__DATA RECORDS__.
____
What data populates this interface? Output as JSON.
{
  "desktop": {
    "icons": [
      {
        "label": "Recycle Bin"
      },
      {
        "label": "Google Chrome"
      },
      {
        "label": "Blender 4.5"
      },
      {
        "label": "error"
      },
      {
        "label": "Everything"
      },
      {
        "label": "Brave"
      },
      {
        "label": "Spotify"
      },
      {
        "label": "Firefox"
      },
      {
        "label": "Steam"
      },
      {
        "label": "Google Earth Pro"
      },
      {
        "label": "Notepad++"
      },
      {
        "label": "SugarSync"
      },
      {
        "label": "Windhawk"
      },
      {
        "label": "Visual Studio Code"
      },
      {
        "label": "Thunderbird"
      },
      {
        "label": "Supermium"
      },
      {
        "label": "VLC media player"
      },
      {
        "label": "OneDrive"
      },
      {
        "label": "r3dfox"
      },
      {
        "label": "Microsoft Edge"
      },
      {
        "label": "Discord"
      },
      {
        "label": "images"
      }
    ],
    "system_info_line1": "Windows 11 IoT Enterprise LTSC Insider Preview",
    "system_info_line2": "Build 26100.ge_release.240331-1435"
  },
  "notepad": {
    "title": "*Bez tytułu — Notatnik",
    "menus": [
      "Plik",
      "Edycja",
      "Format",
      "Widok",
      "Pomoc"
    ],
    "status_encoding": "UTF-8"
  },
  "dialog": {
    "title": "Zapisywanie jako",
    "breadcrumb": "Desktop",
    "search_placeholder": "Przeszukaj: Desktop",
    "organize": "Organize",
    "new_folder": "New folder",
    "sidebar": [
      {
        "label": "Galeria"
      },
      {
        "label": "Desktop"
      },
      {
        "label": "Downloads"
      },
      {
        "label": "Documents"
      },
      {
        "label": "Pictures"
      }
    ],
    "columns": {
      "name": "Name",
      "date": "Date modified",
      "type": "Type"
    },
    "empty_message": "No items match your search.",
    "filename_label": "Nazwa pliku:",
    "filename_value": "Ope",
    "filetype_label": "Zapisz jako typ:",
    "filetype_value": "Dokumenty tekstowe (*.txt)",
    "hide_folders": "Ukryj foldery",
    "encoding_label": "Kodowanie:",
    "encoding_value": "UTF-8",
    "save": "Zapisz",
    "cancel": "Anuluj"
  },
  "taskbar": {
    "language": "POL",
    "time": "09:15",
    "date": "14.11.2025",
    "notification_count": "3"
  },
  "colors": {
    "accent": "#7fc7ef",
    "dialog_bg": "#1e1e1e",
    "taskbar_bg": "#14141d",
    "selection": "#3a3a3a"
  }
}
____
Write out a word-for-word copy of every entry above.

What data populates this interface? Output as JSON.
{
  "desktop": {
    "icons": [
      {
        "label": "Recycle Bin"
      },
      {
        "label": "Google Chrome"
      },
      {
        "label": "Blender 4.5"
      },
      {
        "label": "error"
      },
      {
        "label": "Everything"
      },
      {
        "label": "Brave"
      },
      {
        "label": "Spotify"
      },
      {
        "label": "Firefox"
      },
      {
        "label": "Steam"
      },
      {
        "label": "Google Earth Pro"
      },
      {
        "label": "Notepad++"
      },
      {
        "label": "SugarSync"
      },
      {
        "label": "Windhawk"
      },
      {
        "label": "Visual Studio Code"
      },
      {
        "label": "Thunderbird"
      },
      {
        "label": "Supermium"
      },
      {
        "label": "VLC media player"
      },
      {
        "label": "OneDrive"
      },
      {
        "label": "r3dfox"
      },
      {
        "label": "Microsoft Edge"
      },
      {
        "label": "Discord"
      },
      {
        "label": "images"
      }
    ],
    "system_info_line1": "Windows 11 IoT Enterprise LTSC Insider Preview",
    "system_info_line2": "Build 26100.ge_release.240331-1435"
  },
  "notepad": {
    "title": "*Bez tytułu — Notatnik",
    "menus": [
      "Plik",
      "Edycja",
      "Format",
      "Widok",
      "Pomoc"
    ],
    "status_encoding": "UTF-8"
  },
  "dialog": {
    "title": "Zapisywanie jako",
    "breadcrumb": "Desktop",
    "search_placeholder": "Przeszukaj: Desktop",
    "organize": "Organize",
    "new_folder": "New folder",
    "sidebar": [
      {
        "label": "Galeria"
      },
      {
        "label": "Desktop"
      },
      {
        "label": "Downloads"
      },
      {
        "label": "Documents"
      },
      {
        "label": "Pictures"
      }
    ],
    "columns": {
      "name": "Name",
      "date": "Date modified",
      "type": "Type"
    },
    "empty_message": "No items match your search.",
    "filename_label": "Nazwa pliku:",
    "filename_value": "Ope",
    "filetype_label": "Zapisz jako typ:",
    "filetype_value": "Dokumenty tekstowe (*.txt)",
    "hide_folders": "Ukryj foldery",
    "encoding_label": "Kodowanie:",
    "encoding_value": "UTF-8",
    "save": "Zapisz",
    "cancel": "Anuluj"
  },
  "taskbar": {
    "language": "POL",
    "time": "09:15",
    "date": "14.11.2025",
    "notification_count": "3"
  },
  "colors": {
    "accent": "#7fc7ef",
    "dialog_bg": "#1e1e1e",
    "taskbar_bg": "#14141d",
    "selection": "#3a3a3a"
  }
}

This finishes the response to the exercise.